Building construction

Originally posted by Phillip Molnar | Jan. 18, 2016 discusses what SD renters favor in their local market.

San Diego renters care more about being close to a bar than public transit or a school, said a study by the National Multifamily Housing Council.

The council interviewed nearly 120,000 people across the United States to find out what amenities renters are looking for, in part, because of the rise in apartment living. As it did in 2013, the nonprofit industry association also completed a specific report on San Diego that interviewed 1,810 renters in August last year.

In general, San Diego County renters, like the rest of the nation, value Internet tools for paying rent or communication with their landlords, said the report released last week.

But San Diegans differed from other U.S. renters on domestic appliances. A majority, 94 percent, want a washer and dryer in their unit versus 87 percent nationally.

Also, San Diego sure likes its pets. Forty one percent of local renters had a cat or dog — 8 percentage points more than the nation.

These are the things most important to San Diego renters:

Washer/dryer in unit: On a scale of 1 (not interested at all) to 5 (very interested), this amenity scored a mean rating of 4.78.

Internet: Ninety-four percent of respondents said they wanted high-speed Internet access, up from 88 percent in 2013. It did not specify if they expected a landlord to provide this or just wanted the service available in their area.

Popular features: Patio or balcony (91 percent), walk-in closet (90 percent) and microwave (88 percent).

Location: In an ideal situation, 75 percent of renters said being within walking distance of a grocery store was preferred. Other important walkable destinations were a restaurant (61 percent), work (34 percent), bar (28 percent), public transit (27 percent) and schools (22 percent).

Electronically rent payment: It was extremely important for San Diegans to use the Internet with 76 percent preferring to pay their rent this way.

Parking: This was the most important community feature for respondents at 95 percent.
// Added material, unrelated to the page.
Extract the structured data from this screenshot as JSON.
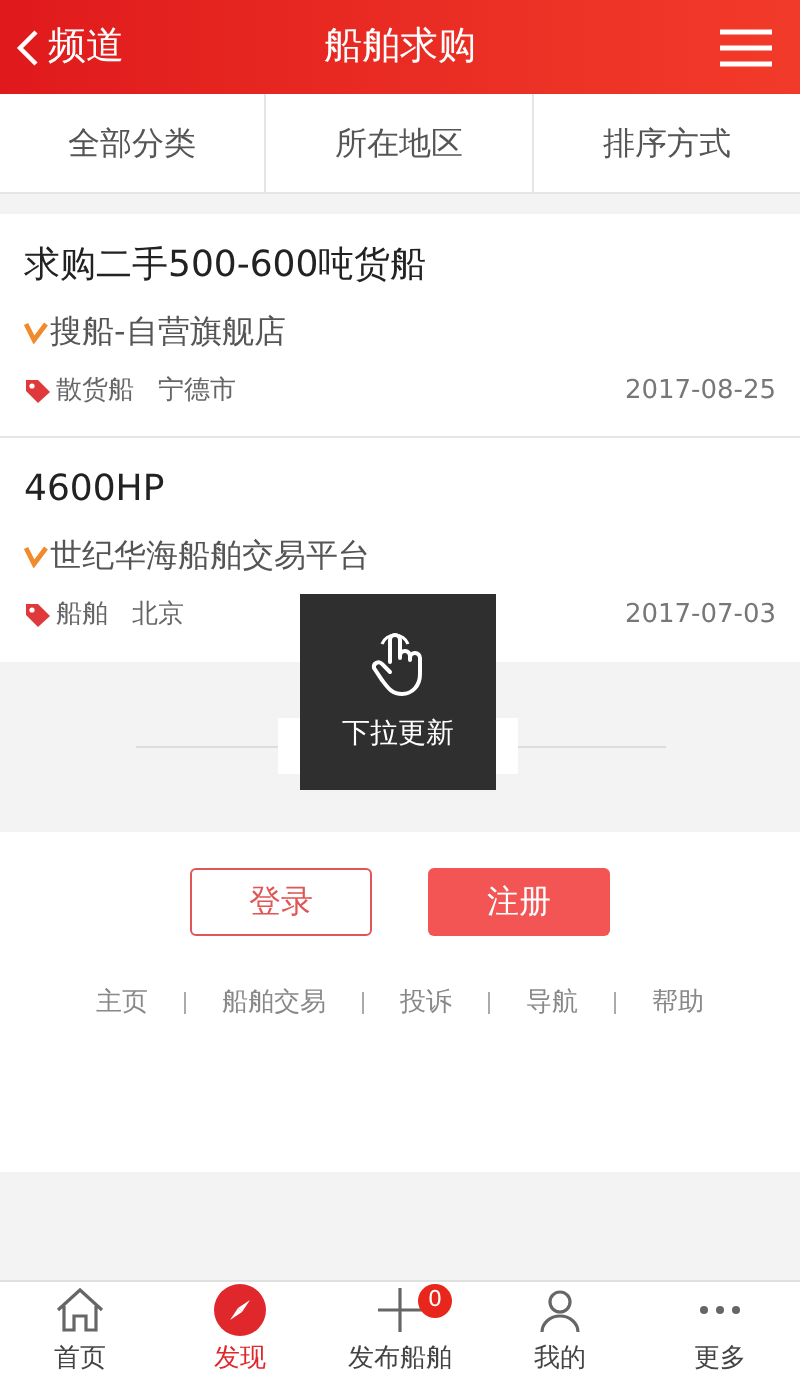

It was followed by a pool at 86 percent.

Borre Winckel, president and CEO of the local Building Industry Association, said he could not say for sure why washer and dryers were so important but that it could be related to healthy lifestyles so popular in San Diego.

“San Diego young people love healthy living, exercise, working out,” he said. “This means more stuff that needs to go in the laundry.”

Preferred within walking 
distance for renters

Grocery store: S.D. 75%
U.S. 70%
Restaurant: S.D. 61%, 
U.S. 58%
Work: S.D. 34%, 
U.S. 36%
Public transit: S.D. 27%
U.S. 34%
Bar: S.D. 28%, 
U.S. 32%
School: S.D. 22%, 
U.S. 17%

National Multifamily 
Housing Council, 
Kingsley Associates

Winckel acknowledged renters could have become more accustomed to the appliances in apartments targeted to eventually become condos, but that the phenomenon was not unique to San Diego.

Realtor Jason Cassity, who works with sellers and renters at City Consulting Group downtown, said location and proximity to services is a higher priority for renters than homeowners.

“Someone who is willing to buy a place might see the value in maybe being a couple miles further away from the hot spots to have the value of owning,” he said. “But, for renters, if they are going to pay these high prices, they want everything within walking distance.”

Most respondents said they had lived in their apartments one to three years (35 percent) and six months or less (29 percent). Nearly half of respondents said they planned to live at their place one to three years.

Despite rising home and rent prices, 67 percent said they see themselves owning a home in five years. About the same percentage wanted to own a home in the neighborhood similar to where they were renting.

About 41 percent of San Diego renters said they had previously owned a home, probably a consequence of the Great Recession.

Almost half of respondents said they paid $1,301 to $1,900 a month in rent, which was in line with average rental prices.

Yelp and other review sites seem to hold less weight for San Diegans over the national average with 51 percent of renters saying a website stopped them from visiting a community. Nationally, 54 percent said opinion sites kept them from visiting.

One thing San Diego renters really do not want is a call from their landlord. Email is the preferred method, at 86 percent, and just 8 percent requested a phone call.

There were more female renters, 54 percent, than male renters in San Diego, and 60 percent of renters were 25 to 44 years old, the council report said.

San Diegans spent $9.4 billion in rent in 2015, according to a study from real estate website Zillow.

This article was originally published in the San Diego Union Tribune and can be found HERE.